■ What you are asked to do: Look through the records and copy every line in which "thumbnails" appears.

(Source records)
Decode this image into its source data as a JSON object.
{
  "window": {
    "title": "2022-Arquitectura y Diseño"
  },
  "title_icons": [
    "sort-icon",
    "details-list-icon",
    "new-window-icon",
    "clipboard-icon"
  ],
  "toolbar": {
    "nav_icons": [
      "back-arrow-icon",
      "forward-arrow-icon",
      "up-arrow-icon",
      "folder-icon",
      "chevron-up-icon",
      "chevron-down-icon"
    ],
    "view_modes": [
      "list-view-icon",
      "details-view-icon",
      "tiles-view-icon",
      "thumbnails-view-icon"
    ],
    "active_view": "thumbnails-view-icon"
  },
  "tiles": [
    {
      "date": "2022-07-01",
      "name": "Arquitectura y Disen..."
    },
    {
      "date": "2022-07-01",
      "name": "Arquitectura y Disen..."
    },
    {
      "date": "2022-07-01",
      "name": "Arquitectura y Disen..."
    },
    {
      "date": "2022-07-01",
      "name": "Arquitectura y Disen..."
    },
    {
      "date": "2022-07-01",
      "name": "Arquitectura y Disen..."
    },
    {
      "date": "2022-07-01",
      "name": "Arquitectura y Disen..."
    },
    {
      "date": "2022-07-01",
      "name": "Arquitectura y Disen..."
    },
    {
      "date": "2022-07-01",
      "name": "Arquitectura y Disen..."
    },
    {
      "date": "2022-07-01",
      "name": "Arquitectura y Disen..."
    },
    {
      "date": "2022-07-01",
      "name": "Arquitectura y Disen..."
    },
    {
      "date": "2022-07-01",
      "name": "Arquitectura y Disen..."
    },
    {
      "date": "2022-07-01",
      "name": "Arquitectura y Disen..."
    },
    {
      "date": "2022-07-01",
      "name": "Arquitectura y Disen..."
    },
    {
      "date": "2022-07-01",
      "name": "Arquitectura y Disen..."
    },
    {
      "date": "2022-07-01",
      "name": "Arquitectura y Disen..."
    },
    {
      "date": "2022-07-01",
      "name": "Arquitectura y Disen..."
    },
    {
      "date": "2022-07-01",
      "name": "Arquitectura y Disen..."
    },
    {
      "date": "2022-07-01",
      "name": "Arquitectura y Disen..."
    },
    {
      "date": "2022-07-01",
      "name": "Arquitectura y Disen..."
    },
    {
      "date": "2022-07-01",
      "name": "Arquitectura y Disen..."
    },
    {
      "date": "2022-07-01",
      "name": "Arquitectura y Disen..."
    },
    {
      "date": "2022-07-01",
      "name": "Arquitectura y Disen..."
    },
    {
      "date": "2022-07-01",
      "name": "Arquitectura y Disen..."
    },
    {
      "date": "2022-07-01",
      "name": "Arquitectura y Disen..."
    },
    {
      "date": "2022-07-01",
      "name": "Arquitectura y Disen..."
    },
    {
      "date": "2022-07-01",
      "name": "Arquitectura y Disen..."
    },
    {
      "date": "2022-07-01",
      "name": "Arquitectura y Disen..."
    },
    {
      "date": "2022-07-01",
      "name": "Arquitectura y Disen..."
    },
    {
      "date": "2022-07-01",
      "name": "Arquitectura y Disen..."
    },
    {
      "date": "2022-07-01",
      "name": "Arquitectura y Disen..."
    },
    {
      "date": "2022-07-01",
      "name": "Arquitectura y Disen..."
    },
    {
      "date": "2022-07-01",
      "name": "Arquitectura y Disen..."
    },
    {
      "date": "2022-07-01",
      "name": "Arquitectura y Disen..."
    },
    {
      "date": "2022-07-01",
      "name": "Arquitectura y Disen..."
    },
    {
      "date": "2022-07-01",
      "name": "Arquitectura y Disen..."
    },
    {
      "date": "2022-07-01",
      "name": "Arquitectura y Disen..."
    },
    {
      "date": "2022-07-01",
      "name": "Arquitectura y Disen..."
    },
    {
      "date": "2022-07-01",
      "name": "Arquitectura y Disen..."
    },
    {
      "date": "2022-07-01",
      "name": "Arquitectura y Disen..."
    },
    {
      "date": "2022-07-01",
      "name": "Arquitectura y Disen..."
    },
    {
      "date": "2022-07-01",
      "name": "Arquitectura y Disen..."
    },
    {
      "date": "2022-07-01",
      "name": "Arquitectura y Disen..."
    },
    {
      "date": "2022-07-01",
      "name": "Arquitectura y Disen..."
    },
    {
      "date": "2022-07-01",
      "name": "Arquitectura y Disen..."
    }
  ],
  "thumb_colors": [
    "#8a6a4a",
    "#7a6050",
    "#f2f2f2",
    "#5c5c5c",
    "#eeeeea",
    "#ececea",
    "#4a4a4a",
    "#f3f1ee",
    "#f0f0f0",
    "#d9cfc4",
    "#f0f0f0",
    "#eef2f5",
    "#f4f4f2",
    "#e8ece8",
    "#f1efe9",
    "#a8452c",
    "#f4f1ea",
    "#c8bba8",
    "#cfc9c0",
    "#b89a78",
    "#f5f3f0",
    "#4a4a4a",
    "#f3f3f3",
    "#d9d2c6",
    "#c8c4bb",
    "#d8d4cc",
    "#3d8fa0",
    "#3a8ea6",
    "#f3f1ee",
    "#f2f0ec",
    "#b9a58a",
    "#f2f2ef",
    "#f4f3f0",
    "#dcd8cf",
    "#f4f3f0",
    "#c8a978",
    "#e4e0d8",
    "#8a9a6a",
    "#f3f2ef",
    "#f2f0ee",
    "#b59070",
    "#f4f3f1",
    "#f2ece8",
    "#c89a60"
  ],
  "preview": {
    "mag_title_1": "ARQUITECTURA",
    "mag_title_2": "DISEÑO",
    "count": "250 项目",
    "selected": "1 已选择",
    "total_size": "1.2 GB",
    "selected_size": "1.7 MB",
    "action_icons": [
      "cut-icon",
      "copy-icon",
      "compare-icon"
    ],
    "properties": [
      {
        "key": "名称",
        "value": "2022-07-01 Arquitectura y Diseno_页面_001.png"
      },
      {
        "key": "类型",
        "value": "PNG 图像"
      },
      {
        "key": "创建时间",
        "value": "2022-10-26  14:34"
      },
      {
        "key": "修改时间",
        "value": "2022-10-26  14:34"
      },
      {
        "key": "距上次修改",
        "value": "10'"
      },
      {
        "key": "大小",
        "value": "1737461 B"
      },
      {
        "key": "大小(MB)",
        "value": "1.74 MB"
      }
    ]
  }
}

■ Answer space:
      "thumbnails-view-icon"
    "active_view": "thumbnails-view-icon"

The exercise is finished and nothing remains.